However, the film not only disrespects Williams’ work by the crime of omission, but also by the crime of addition. The third act of the movie includes a reconciliation between Brick and Big Daddy in which Brick suggests that he looked up to Skipper as a father figure. “If you wanted someone to lean on, why Skipper?” Big Daddy asks. “Why not me? I’m your father.” “You don’t know what love means,” Brick retorts. “To you it’s another four-letter word.” Later, after Big Daddy tries to tell Brick that the entire property will be left to him, Brick says, “Can’t you understand? I never wanted your place or money. I don’t want to own anything! All I wanted was a father, not a boss! I wanted you to love me.” At the last minute, the film goes the Rebel Without A Cause route and attempts to explain away Brick’s affection for Skipper as simply an unloved child seeking a strong father figure. Needless to say, this entire sequence was absent from the stage version and is profoundly at odds with Williams’ intended core message about homophobia. Furthermore, to imply that Brick sought out Skipper because of the childhood trauma of not getting enough love from his father pathologizes homosexual desire and makes it a “symptom” of mental anguish.
I’m highlighting these lowlights simply to get us thinking critically about depictions of homosexuality in classic film; but when it comes down to it I still love the movie version of Cat on a Hot Tin Roof. Even if it’s unfaithful to its source material, it’s a gorgeous movie to look at and features brilliant performances by all its principal cast. If one doesn’t compare it to the play (which I like better, simply because the original subject matter is more interesting to me) it stands up quite well on its own, although at times it can feel slightly uneven and a bit wordy. Certainly not the best screen adaptation of a Tennessee Williams work, but I am a firm believer that you should take any chance you can get to look at Elizabeth Taylor and Paul Newman for 107 minutes. The sexual chemistry and tension between the two has not been matched on screen before or since, due mainly to Taylor’s sultry performance.
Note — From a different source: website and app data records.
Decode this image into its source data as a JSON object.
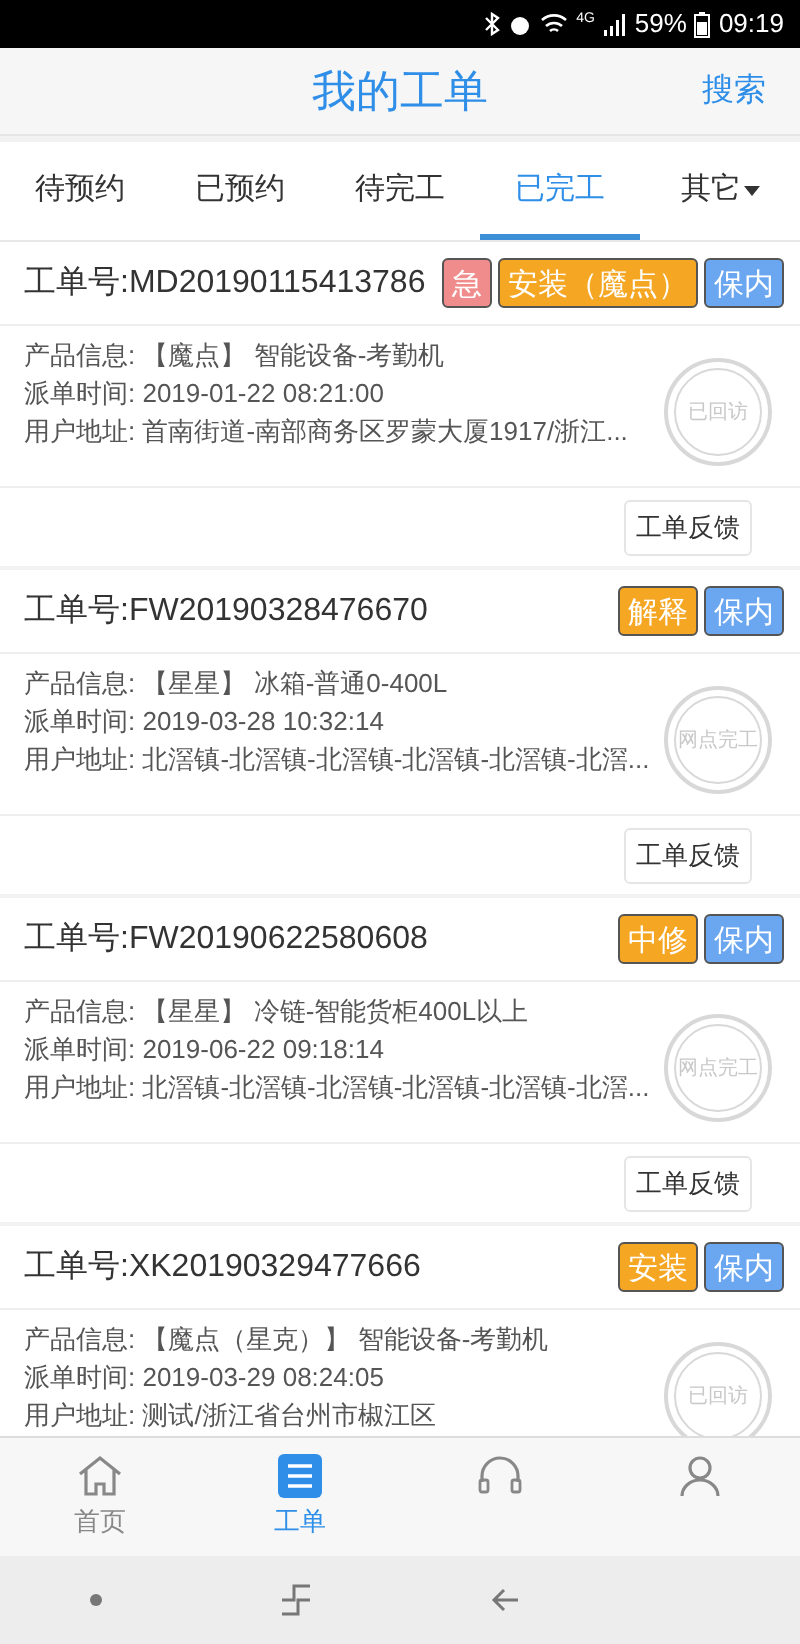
{
  "status_bar": {
    "network": "4G",
    "battery": "59%",
    "time": "09:19"
  },
  "header": {
    "title": "我的工单",
    "action": "搜索"
  },
  "tabs": [
    {
      "label": "待预约",
      "selected": false
    },
    {
      "label": "已预约",
      "selected": false
    },
    {
      "label": "待完工",
      "selected": false
    },
    {
      "label": "已完工",
      "selected": true
    },
    {
      "label": "其它",
      "selected": false,
      "kind": "dropdown"
    }
  ],
  "orders": [
    {
      "number": "工单号:MD20190115413786",
      "tags": [
        {
          "label": "急",
          "color": "#f08c8c"
        },
        {
          "label": "安装（魔点）",
          "color": "#f5a623"
        },
        {
          "label": "保内",
          "color": "#6aa7f0"
        }
      ],
      "product": "产品信息: 【魔点】 智能设备-考勤机",
      "time": "派单时间: 2019-01-22 08:21:00",
      "address": "用户地址: 首南街道-南部商务区罗蒙大厦1917/浙江...",
      "stamp": "已回访",
      "action": "工单反馈"
    },
    {
      "number": "工单号:FW20190328476670",
      "tags": [
        {
          "label": "解释",
          "color": "#f5a623"
        },
        {
          "label": "保内",
          "color": "#6aa7f0"
        }
      ],
      "product": "产品信息: 【星星】 冰箱-普通0-400L",
      "time": "派单时间: 2019-03-28 10:32:14",
      "address": "用户地址: 北滘镇-北滘镇-北滘镇-北滘镇-北滘镇-北滘...",
      "stamp": "网点完工",
      "action": "工单反馈"
    },
    {
      "number": "工单号:FW20190622580608",
      "tags": [
        {
          "label": "中修",
          "color": "#f5a623"
        },
        {
          "label": "保内",
          "color": "#6aa7f0"
        }
      ],
      "product": "产品信息: 【星星】 冷链-智能货柜400L以上",
      "time": "派单时间: 2019-06-22 09:18:14",
      "address": "用户地址: 北滘镇-北滘镇-北滘镇-北滘镇-北滘镇-北滘...",
      "stamp": "网点完工",
      "action": "工单反馈"
    },
    {
      "number": "工单号:XK20190329477666",
      "tags": [
        {
          "label": "安装",
          "color": "#f5a623"
        },
        {
          "label": "保内",
          "color": "#6aa7f0"
        }
      ],
      "product": "产品信息: 【魔点（星克）】 智能设备-考勤机",
      "time": "派单时间: 2019-03-29 08:24:05",
      "address": "用户地址: 测试/浙江省台州市椒江区",
      "stamp": "已回访"
    }
  ],
  "bottom_nav": [
    {
      "label": "首页",
      "kind": "home",
      "selected": false
    },
    {
      "label": "工单",
      "kind": "list",
      "selected": true
    },
    {
      "kind": "headset",
      "selected": false
    },
    {
      "kind": "person",
      "selected": false
    }
  ]
}
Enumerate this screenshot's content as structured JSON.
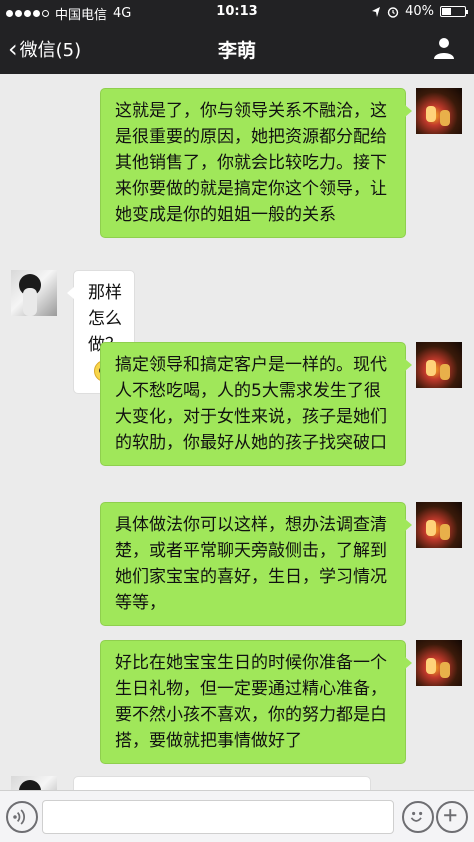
{
  "status": {
    "carrier": "中国电信",
    "network": "4G",
    "time": "10:13",
    "battery": "40%",
    "battery_level": 0.4
  },
  "nav": {
    "back_label": "微信(5)",
    "title": "李萌"
  },
  "messages": [
    {
      "side": "right",
      "text": "这就是了，你与领导关系不融洽，这是很重要的原因，她把资源都分配给其他销售了，你就会比较吃力。接下来你要做的就是搞定你这个领导，让她变成是你的姐姐一般的关系"
    },
    {
      "side": "left",
      "text": "那样怎么做？"
    },
    {
      "side": "right",
      "text": "搞定领导和搞定客户是一样的。现代人不愁吃喝，人的5大需求发生了很大变化，对于女性来说，孩子是她们的软肋，你最好从她的孩子找突破口"
    },
    {
      "side": "right",
      "text": "具体做法你可以这样，想办法调查清楚，或者平常聊天旁敲侧击，了解到她们家宝宝的喜好，生日，学习情况等等，"
    },
    {
      "side": "right",
      "text": "好比在她宝宝生日的时候你准备一个生日礼物，但一定要通过精心准备，要不然小孩不喜欢，你的努力都是白搭，要做就把事情做好了"
    }
  ],
  "colors": {
    "bar_bg": "#222224",
    "chat_bg": "#ebebeb",
    "bubble_green": "#a0e75a",
    "bubble_white": "#ffffff"
  }
}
The queer theorist part of me finds the movie lacking, yet the film fan part of me finds it irresistible. This is a film blog, after all, so this time, my cinephile half wins out.
Cat on a Hot Tin Roof (1958) – 4/5 stars